Mary Crawford – 110209140
The material covered in the second week of class only triggered one response from me: frustration. The article “Ten things that Anthropologists can do to fight Ebola in the West” caused a mix of feelings as I could understand their point of view but wrestled with whether not it was necessary. It seemed futile to send anthropologists from euro-centric countries to gawk at the sick in order to provide reports when the true reality is that MDs are needed not PhDs. There does need to be a middle ground between the local communities and the international community but why can’t the anthropologist employed for this project be FROM AFRICA? Locals who know the customs and cultures not because they have studied it but because they have lived it. Locals are a lot less likely to trust foreigners than someone who grew up in the next town over who speak their language, rather than someone speaking through a translator. There are circumstances in which there is a need for someone to help with communication and understanding such as in Haiti when the purification tablets were not used due to fear. In this situation, elders and community leaders were educated by the doctors and were than sent to pass on this information to the people, therefore proving there is no need for outsiders to attempt to intervene. Anthropologists back home have also played a role in educating the Canadian population. Advertisements have popped up on my own Facebook account and twitter. This is clearly an attempt to convince the public that they are not at risk since most of the posts have been statistics about cases in North America, how many have been cured, chances are of catching it, etc. Although this calm, assertive voice is not the case in the United States (have you seen Fox News lately?!). This call to arms from the author should not be for the armchair professors of anthropology in North America but rather an encouragement to organizations working in the field to hire locals to improve communication and build trust.

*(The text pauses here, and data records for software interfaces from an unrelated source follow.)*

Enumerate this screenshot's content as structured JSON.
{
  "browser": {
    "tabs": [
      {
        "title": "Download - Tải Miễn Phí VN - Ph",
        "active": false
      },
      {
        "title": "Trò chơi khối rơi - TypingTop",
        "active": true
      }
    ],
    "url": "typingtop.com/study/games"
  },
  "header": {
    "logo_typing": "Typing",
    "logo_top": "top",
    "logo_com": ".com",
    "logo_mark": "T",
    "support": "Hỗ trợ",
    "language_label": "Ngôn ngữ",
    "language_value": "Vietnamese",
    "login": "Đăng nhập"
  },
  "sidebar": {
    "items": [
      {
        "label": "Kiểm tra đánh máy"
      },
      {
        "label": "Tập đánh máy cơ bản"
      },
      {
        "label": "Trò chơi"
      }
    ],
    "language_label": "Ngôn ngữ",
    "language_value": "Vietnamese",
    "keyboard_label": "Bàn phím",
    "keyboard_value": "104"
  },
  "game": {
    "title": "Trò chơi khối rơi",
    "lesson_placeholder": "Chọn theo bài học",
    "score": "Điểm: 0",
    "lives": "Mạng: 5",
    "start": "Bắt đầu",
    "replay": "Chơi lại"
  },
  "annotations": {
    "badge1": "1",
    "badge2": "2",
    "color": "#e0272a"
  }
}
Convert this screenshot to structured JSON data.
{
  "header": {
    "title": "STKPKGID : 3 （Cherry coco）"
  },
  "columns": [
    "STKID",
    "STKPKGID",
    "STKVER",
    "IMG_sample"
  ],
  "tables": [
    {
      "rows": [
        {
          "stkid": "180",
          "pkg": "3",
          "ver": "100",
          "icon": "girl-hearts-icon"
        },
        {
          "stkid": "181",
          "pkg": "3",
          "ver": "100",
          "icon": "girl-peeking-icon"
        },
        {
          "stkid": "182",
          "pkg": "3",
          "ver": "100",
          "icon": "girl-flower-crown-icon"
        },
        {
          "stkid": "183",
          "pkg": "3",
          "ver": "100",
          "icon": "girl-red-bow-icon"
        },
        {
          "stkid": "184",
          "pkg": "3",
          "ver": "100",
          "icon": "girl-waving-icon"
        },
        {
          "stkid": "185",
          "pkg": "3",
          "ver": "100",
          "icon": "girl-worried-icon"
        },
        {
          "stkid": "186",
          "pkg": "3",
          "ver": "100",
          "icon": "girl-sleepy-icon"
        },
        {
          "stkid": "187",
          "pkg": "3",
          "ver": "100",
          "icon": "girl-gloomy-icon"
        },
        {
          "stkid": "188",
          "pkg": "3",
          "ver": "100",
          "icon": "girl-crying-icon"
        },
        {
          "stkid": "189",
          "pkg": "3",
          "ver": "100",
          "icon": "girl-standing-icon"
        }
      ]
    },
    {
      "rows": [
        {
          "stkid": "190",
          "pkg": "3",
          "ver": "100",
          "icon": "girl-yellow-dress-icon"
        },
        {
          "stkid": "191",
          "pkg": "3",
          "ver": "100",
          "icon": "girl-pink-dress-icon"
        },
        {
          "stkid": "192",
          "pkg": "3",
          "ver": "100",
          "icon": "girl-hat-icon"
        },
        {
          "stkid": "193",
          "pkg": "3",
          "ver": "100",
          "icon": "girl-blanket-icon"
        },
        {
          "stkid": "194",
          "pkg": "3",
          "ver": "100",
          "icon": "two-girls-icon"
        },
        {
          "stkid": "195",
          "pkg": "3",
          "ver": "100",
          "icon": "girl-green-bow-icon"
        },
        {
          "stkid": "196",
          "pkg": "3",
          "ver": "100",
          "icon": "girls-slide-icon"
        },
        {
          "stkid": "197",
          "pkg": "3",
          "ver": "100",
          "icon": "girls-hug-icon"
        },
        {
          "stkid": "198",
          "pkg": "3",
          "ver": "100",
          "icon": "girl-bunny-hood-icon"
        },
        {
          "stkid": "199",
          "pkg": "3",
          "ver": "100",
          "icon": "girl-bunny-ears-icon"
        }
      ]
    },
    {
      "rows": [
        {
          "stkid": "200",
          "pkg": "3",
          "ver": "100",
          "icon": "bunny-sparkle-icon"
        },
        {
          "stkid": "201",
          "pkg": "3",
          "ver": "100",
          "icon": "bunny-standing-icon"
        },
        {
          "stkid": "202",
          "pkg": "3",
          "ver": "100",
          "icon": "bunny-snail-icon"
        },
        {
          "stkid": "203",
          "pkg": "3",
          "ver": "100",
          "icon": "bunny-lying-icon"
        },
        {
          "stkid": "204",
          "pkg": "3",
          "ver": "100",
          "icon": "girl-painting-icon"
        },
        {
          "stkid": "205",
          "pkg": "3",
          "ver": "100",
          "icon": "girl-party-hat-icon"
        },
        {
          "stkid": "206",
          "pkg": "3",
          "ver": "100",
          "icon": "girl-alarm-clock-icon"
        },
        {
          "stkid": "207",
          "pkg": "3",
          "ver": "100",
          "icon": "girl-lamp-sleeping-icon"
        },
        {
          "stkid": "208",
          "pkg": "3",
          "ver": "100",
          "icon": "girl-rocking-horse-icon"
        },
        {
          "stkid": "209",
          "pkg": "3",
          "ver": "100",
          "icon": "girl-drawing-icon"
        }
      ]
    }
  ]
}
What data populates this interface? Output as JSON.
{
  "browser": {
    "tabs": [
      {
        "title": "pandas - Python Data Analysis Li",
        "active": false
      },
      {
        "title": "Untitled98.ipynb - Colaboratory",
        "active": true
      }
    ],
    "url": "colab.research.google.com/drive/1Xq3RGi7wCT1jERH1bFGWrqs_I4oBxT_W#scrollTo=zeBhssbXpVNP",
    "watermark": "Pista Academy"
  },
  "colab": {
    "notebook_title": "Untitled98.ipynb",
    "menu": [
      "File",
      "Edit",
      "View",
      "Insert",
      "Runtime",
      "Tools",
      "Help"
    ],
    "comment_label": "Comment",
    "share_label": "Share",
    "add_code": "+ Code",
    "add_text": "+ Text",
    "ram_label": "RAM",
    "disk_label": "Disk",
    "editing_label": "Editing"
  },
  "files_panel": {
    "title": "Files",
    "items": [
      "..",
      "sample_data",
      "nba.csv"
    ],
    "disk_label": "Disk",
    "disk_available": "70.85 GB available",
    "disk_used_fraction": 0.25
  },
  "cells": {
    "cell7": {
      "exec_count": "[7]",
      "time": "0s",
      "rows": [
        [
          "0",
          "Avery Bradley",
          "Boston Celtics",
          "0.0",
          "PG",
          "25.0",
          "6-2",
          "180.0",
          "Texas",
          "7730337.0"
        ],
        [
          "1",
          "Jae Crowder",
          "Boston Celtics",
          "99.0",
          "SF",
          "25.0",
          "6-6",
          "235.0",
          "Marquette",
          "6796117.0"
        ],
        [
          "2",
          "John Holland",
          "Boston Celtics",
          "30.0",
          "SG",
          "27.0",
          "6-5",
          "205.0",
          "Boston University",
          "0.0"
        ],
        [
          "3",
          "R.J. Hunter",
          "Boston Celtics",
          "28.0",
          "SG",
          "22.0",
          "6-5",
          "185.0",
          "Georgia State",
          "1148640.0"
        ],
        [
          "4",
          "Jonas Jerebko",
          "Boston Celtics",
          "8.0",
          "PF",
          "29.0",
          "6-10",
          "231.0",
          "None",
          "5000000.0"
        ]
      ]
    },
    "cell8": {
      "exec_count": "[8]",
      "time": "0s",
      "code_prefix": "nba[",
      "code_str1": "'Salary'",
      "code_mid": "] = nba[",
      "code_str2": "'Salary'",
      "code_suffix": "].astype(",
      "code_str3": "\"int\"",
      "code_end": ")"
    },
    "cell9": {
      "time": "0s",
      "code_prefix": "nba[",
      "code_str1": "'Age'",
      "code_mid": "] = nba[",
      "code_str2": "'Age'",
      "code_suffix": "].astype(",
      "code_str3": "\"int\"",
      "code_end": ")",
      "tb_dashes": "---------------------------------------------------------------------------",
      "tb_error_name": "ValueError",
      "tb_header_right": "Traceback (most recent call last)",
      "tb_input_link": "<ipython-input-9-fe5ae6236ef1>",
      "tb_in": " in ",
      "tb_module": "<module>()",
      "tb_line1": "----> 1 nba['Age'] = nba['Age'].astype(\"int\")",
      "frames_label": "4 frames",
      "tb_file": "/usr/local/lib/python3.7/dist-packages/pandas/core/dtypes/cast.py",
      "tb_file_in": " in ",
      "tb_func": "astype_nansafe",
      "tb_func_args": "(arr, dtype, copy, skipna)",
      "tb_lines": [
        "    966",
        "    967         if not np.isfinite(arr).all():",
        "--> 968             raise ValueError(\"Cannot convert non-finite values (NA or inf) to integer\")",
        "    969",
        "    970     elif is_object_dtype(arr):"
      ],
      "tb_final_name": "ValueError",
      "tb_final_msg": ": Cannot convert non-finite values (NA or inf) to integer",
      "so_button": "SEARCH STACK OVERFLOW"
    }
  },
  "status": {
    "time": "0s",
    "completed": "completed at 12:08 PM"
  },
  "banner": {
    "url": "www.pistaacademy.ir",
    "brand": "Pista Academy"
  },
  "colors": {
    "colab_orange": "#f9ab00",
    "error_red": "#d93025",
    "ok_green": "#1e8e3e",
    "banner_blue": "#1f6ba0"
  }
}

Furthermore, the third article covers religion and HIV/AIDS but lacked any historical context or background information on the topic. There could have been much more discussion on the stigmatization about AIDS and how that in itself has caused for the spread of mental health issues and a rise in depression. Still to this day, questionnaires must be filled out prior to donating blood and your sexual orientation and whether or not you have had sexual intercourse with and “African gay man” determines whether or not you can give. Why is it that secular organizations still stigmatize against homosexuals? If anthropologists want to help, they can start within their own communities and improve how people are educated on the disease. Overall the article seemed to be an over-generalization of the problem and pushed a western methodology rather than one that would work within African cultures.